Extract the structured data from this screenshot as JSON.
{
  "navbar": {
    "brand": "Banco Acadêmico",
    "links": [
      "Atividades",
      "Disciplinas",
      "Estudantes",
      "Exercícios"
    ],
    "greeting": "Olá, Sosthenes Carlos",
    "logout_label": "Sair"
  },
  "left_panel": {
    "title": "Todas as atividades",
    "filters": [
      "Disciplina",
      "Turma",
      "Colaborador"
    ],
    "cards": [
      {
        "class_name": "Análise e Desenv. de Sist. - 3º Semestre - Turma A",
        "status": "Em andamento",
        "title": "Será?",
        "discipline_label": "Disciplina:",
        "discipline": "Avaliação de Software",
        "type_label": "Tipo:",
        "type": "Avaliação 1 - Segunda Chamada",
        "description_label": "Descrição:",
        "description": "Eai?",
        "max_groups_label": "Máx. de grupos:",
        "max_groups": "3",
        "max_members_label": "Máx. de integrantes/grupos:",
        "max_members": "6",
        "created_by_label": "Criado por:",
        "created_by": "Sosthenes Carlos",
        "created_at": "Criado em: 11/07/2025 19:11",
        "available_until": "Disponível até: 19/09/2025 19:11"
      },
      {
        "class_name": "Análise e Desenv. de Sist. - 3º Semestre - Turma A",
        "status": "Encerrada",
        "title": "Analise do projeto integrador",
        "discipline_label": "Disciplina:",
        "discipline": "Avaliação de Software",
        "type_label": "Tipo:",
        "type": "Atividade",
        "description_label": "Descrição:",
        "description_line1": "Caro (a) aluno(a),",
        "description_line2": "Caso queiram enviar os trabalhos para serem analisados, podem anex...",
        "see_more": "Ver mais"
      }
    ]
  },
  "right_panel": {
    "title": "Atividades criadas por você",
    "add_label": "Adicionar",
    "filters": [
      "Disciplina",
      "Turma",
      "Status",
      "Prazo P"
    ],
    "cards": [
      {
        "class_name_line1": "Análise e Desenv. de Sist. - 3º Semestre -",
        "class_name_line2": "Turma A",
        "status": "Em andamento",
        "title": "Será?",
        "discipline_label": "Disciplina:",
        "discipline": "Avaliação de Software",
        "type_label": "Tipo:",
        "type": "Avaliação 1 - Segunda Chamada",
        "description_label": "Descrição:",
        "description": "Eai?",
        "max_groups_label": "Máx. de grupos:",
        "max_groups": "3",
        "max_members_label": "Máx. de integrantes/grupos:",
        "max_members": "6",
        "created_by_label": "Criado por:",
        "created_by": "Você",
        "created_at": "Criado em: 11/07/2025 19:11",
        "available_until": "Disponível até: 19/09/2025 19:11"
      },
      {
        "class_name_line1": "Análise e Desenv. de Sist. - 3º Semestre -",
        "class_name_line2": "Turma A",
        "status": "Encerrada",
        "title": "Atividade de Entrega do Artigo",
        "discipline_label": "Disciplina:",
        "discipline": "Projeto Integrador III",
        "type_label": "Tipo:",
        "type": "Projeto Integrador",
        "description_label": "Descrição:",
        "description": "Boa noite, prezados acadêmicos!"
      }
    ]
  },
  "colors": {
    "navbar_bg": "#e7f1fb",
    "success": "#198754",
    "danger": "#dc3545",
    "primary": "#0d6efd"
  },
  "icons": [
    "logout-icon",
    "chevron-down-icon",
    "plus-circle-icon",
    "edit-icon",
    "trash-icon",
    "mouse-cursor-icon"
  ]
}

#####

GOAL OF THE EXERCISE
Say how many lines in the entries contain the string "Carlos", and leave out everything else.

SOLUTION TO THIS EXERCISE
2